In conclusion, Parsons exclaimed that Hall had,

“Damaged irreparably, the reputation of probably the greatest ghost hunter that ever lived… Price was a man to which every ghost hunter can pay a debt of thanks”.

Finally, Chris Jensen Romer, parapsychologist and Secretary for the Association for the Scientific Study of Anomalous Phenomena, gave insight into the geographical location of where this historical controversy played out. Romer questioned,

“How do you decide which is the most haunted house in England?”

He reminisced how as a 16 year old, he came across the works of Harry Price. Growing up in Suffolk, a county with 300 churches, he described the hamlet of Borley, no more than a handful of houses a farm and a church. His grandmother knew Borley and delivered lemonade to the Rectory but she told him she did not see any ghosts. All she remembered was that the ‘drains smelt bad’. What she did witness one day, with a friend, was a strange brown mass, like a cloud travelling across fields from the direction of Borley. He recalled that as a result of the revelations at Borley, the police had to stop the inquisitive and the thrill seekers from harassing the local residents, setting up road blocks, particularly at Halloween. Borley today has very little to see but the church. This too became incredibly famous in the 1970s when ‘Look East’, the News programme, recorded strange sounds in the church.

Romer put the location into context with its surroundings,

“A landscape where a number of strange things had been witnessed over the years”.

Like the brothers, who when motorcycling along the road in 1919 saw what they thought was a barn fire. They returned home to raise the alarm only to see an extremely bright light emanating from inside their drawing room. They entered the room to find it in darkness. On searching for the barn fire they found nothing. Burning barns within Suffolk folklore are a symbol of evil.

He recited the story of the nun of Borley, who had eloped with a monk and when caught, the monk was beheaded and nun was ‘walled up’ for her sins. After much research of ecclesiastical records he had found no corroboration for the story other than the fact that the Waldegraves, who owned the land at Borley, were staunch Catholics at the time of Elizabeth 1st. He proposed that, contextually all of these incidents can be drawn together.

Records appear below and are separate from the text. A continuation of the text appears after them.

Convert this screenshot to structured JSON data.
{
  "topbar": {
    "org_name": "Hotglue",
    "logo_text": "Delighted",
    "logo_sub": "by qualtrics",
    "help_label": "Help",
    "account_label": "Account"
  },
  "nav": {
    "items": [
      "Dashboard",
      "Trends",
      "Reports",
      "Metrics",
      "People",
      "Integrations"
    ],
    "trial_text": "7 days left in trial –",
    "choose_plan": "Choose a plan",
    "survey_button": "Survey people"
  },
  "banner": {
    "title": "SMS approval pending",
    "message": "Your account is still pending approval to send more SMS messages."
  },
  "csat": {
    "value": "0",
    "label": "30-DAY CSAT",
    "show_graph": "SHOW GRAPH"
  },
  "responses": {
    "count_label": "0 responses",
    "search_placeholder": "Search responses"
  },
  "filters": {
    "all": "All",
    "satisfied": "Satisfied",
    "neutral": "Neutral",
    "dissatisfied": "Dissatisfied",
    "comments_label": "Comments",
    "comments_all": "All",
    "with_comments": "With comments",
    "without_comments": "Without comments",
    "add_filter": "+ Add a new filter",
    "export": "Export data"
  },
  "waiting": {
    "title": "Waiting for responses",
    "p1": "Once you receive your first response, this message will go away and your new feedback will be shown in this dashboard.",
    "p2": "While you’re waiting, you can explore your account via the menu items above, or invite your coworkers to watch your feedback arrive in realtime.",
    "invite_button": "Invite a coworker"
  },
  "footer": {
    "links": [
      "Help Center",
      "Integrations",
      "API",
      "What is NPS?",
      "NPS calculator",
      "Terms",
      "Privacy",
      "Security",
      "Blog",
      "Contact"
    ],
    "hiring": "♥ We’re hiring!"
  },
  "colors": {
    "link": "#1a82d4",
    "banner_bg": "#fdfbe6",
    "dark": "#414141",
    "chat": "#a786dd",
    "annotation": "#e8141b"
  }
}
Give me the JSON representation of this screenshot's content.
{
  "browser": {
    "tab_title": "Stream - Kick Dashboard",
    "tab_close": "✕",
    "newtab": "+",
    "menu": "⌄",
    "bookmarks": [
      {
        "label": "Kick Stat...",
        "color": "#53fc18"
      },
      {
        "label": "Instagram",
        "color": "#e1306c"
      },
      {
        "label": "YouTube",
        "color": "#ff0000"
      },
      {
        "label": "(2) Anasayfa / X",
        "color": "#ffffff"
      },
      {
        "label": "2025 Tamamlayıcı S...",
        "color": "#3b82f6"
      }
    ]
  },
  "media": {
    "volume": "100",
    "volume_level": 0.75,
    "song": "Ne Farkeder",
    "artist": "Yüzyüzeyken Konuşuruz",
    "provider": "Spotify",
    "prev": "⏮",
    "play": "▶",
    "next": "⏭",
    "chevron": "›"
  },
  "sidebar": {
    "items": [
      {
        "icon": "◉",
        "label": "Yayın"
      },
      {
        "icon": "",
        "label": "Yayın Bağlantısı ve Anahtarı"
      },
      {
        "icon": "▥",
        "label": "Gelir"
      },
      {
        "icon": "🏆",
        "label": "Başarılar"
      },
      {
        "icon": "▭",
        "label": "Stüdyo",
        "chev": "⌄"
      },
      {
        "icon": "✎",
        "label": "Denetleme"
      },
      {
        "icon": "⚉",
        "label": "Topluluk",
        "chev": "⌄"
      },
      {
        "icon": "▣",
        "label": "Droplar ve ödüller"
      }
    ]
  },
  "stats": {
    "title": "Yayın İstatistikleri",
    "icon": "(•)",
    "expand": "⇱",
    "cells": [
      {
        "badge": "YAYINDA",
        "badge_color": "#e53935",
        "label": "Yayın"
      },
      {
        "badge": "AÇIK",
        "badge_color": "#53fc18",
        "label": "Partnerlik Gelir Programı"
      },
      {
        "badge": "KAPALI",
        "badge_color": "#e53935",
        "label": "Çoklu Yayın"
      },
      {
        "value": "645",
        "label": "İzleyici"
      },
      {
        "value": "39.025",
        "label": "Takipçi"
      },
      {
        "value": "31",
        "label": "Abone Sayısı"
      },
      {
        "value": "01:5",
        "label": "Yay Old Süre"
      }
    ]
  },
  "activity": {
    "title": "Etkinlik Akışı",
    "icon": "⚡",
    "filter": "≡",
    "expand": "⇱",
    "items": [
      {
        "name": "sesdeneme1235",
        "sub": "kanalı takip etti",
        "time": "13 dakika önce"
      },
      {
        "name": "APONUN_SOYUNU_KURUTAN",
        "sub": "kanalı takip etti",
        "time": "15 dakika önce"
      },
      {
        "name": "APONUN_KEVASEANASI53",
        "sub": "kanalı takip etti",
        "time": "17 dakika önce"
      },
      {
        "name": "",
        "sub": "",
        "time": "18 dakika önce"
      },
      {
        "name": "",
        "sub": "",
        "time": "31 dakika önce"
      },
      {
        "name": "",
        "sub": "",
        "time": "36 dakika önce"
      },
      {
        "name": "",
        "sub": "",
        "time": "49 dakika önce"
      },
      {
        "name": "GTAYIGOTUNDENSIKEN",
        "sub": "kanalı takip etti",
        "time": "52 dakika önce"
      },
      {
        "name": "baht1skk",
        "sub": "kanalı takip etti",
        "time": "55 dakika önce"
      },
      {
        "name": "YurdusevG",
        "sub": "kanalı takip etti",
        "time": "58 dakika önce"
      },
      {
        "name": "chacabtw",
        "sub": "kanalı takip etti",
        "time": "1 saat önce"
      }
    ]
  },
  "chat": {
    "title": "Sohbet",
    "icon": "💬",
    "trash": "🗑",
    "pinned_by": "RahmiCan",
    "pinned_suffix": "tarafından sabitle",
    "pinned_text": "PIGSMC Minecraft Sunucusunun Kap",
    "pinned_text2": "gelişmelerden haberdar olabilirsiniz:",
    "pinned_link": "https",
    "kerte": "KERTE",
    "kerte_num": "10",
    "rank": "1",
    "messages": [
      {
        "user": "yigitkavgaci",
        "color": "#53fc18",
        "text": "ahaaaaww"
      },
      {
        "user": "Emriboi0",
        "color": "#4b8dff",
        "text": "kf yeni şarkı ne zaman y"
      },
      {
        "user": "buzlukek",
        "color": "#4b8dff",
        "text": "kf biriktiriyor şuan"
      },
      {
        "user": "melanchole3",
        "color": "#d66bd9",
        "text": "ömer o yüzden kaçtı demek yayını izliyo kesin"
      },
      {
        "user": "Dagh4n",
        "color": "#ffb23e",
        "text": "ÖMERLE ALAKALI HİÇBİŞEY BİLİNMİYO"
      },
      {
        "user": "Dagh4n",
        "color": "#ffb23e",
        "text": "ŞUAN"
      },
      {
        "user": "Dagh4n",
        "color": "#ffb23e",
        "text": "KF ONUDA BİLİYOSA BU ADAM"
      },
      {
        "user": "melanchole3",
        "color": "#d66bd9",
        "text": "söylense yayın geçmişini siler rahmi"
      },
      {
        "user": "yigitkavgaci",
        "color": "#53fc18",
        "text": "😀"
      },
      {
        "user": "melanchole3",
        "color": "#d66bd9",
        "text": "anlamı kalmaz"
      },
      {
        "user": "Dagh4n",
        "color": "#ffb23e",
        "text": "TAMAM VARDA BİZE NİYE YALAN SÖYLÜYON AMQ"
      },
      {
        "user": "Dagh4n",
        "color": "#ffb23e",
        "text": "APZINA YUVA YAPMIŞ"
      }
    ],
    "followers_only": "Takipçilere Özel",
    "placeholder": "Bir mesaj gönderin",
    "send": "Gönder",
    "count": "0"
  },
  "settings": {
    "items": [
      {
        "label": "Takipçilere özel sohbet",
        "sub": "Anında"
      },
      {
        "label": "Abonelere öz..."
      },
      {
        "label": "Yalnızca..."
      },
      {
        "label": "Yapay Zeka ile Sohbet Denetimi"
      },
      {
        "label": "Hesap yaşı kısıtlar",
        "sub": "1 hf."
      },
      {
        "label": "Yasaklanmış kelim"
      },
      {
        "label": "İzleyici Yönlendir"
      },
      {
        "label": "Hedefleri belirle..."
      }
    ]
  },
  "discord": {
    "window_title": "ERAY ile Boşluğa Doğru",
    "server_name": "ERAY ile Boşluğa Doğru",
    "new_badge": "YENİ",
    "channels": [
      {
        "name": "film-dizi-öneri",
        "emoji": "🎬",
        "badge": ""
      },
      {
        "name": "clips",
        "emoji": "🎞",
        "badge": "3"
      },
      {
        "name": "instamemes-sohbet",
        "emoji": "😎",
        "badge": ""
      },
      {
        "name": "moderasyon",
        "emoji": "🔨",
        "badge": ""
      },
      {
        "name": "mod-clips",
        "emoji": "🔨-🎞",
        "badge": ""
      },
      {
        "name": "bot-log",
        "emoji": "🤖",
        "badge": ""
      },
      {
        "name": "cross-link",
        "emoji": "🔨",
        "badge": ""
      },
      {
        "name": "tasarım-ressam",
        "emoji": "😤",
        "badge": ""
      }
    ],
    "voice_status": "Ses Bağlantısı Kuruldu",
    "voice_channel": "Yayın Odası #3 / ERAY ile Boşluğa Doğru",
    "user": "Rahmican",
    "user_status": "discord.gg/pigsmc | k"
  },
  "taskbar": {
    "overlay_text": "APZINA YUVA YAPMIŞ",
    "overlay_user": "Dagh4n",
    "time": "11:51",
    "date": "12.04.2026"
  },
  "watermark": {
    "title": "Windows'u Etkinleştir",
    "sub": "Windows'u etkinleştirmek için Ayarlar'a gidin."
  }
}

He recounted the history of his own uncle Ted, a 55 stone, ‘stout’ man. When he was at school, he was delivering for Auburn Davis of Bury St. Edmunds and saw a Queen Ann style house, which then suddenly completely vanished. Romer collected stories and found over 20 local accounts of this house and a cottage being seen and then suddenly disappearing. The witnesses report that the sighting of the ghost house is associated with a ‘whoosh’ sound. Romer had tried to track down this house by researching historical maps. He had physically discovered an overgrown avenue with yellow brick walls (described by the witnesses),

“It’s called Kingshall Street, where Bradfield St.George and Rougham take a sharp turn.”

There are, however, no historical records of the existence of this house.

CJ Romer tried to ‘put Borley in the context of a teenager who grew up surrounded by these stories, surrounded by the history of psychical researchers. But there is more to Suffolk and more to ghosts than Borley’. He urged the assembled guests and viewers to find something new, rather than rehashing the old controversy. With that, he took questions and concluded the proceedings.

I believe that the jury is still out on whether Price studied or he actively contributed to the haunting phenomena at Borley Rectory. Without the ‘Locked Book’, of which Steve Parsons made a public appeal to locate, there is little unbiased evidence that can come to Price’s defence. Whatever you believe, there is no denying that he put the place firmly on the paranormal map and contributed to what is undoubtedly, the most reported haunting story of all time.

Mark Davey

Mark Davey

Mark Davey is a sceptical inquirer, writer and blogger. A member of the ASSAP and The Ghost Club he has a background in crime investigation over 32 years